You won't need a fishing license to cast a line this weekend.
Note: You need a if fishing for and .

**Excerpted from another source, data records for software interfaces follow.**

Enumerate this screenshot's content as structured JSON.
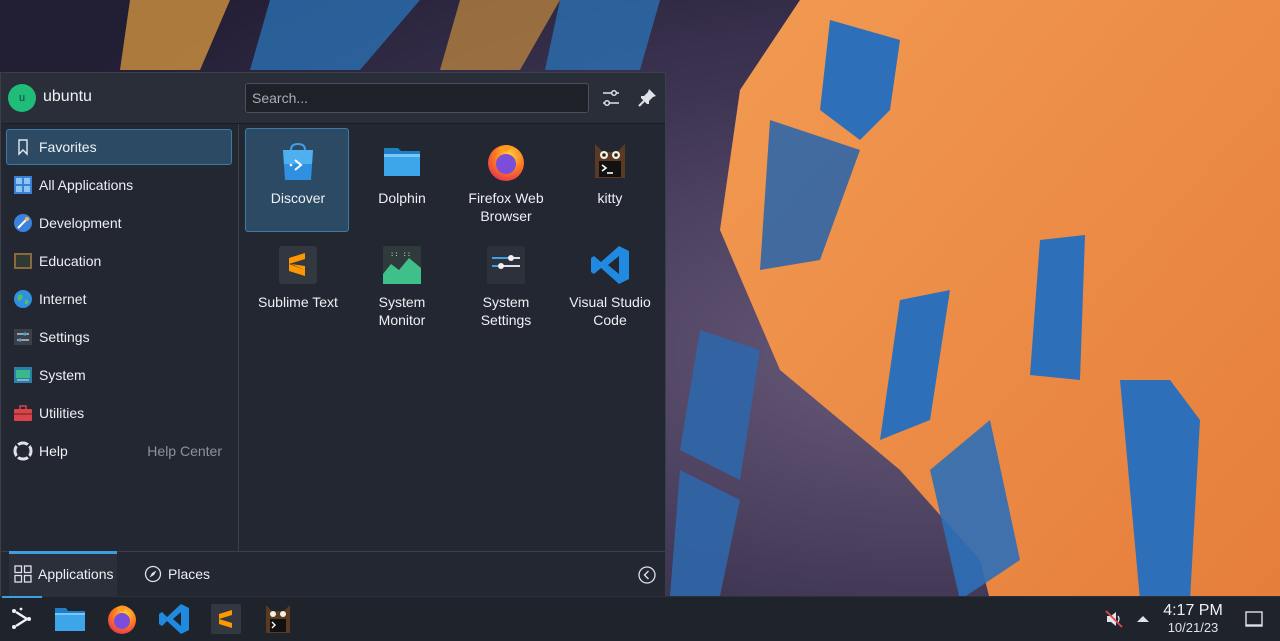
{
  "user": {
    "name": "ubuntu",
    "initial": "u"
  },
  "search": {
    "placeholder": "Search..."
  },
  "sidebar": {
    "items": [
      {
        "label": "Favorites",
        "icon": "bookmark-icon"
      },
      {
        "label": "All Applications",
        "icon": "grid-icon"
      },
      {
        "label": "Development",
        "icon": "development-icon"
      },
      {
        "label": "Education",
        "icon": "education-icon"
      },
      {
        "label": "Internet",
        "icon": "globe-icon"
      },
      {
        "label": "Settings",
        "icon": "settings-icon"
      },
      {
        "label": "System",
        "icon": "system-icon"
      },
      {
        "label": "Utilities",
        "icon": "toolbox-icon"
      },
      {
        "label": "Help",
        "icon": "lifebuoy-icon",
        "hint": "Help Center"
      }
    ]
  },
  "apps": [
    {
      "label": "Discover",
      "icon": "discover-icon"
    },
    {
      "label": "Dolphin",
      "icon": "folder-icon"
    },
    {
      "label": "Firefox Web\nBrowser",
      "icon": "firefox-icon"
    },
    {
      "label": "kitty",
      "icon": "kitty-icon"
    },
    {
      "label": "Sublime Text",
      "icon": "sublime-text-icon"
    },
    {
      "label": "System\nMonitor",
      "icon": "system-monitor-icon"
    },
    {
      "label": "System\nSettings",
      "icon": "system-settings-icon"
    },
    {
      "label": "Visual Studio\nCode",
      "icon": "vscode-icon"
    }
  ],
  "footer": {
    "applications_label": "Applications",
    "places_label": "Places"
  },
  "taskbar": {
    "items": [
      "launcher-icon",
      "folder-icon",
      "firefox-icon",
      "vscode-icon",
      "sublime-text-icon",
      "kitty-icon"
    ]
  },
  "clock": {
    "time": "4:17 PM",
    "date": "10/21/23"
  },
  "colors": {
    "accent": "#3d9ee0",
    "panel": "#232731",
    "taskbar": "#1f232b"
  }
}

“Oh, you love the fish. That’s why you took it out of the water and killed it and boiled it. Don’t tell me you love the fish. You love yourself, and because the fish tastes good to you, therefore you took it out of the water and killed it and boiled it.”Starting with parched skin is the key to a pro result—try to cook wet fish and it’s going to steam, stick, rip, and generally be a huge, frustrating bummer. One hour before cooking, put your fillets on a plate, skin side up (no seasoning, please!), and leave them uncovered in the fridge to dry out.Maybe it’s just me, but when it comes to achieving that perfectly cooked fillet with flawlessly crisped skin—so seemingly effortless when served at a restaurant—something usually goes wrong. The fish sticks. The skin rips. The flesh overcooks. I needed help. So I sought out Donald Link. “I see my cooks screw this dish up all the time,” he said, shaking his head (which at least made me feel better). Then he showed me a technique so simple, so reliable, that once you master it you’ll never go out for fish again. —Amiel StanekSlide your fish spatula under each fillet and—using your other hand as a guide—turn it away from you (watch that oil). Remove the pan from heat. At this point you’re just letting the raw side kiss the skillet to finish cooking, about 1 minute.2 servingsUse a fish spatula (call it a “fish spat” if you want to sound like a pro) to apply firm, even pressure to the fillet until it relaxes and lies flat. Repeat with remaining fillet, then keep at it! Periodically press down each fillet and cook until flesh is nearly opaque and cooked through, with just a small raw area on top.Eating seafood is supposed to be healthy -- right? Well, that depends. “Marine pollutants pose increased risks to environmental and human health,” says Brian Clement, author of “Killer Fish: How Eating Aquatic Life Endangers Your Health” and co-director of the Hippocrates Health Institute. Some fish are contaminated with metals, industrial chemicals, pesticides and parasites, which can be detrimental to our health and surrounding environment. Other risks include foodborne illnesses and fraudulent marketing practices. In addition, unsustainable fishing practices have a significant impact on our marine ecosystem. Many species are severely overfished, or become bycatch, which is the incidental capture and death (and waste) of non-target fish and other marine animals during commercial fishing. Global bycatch is estimated to be about 40 percent of the world's total catch -- totaling 63 billion tons. Which are the fish that are most essential to avoid eating? Read on...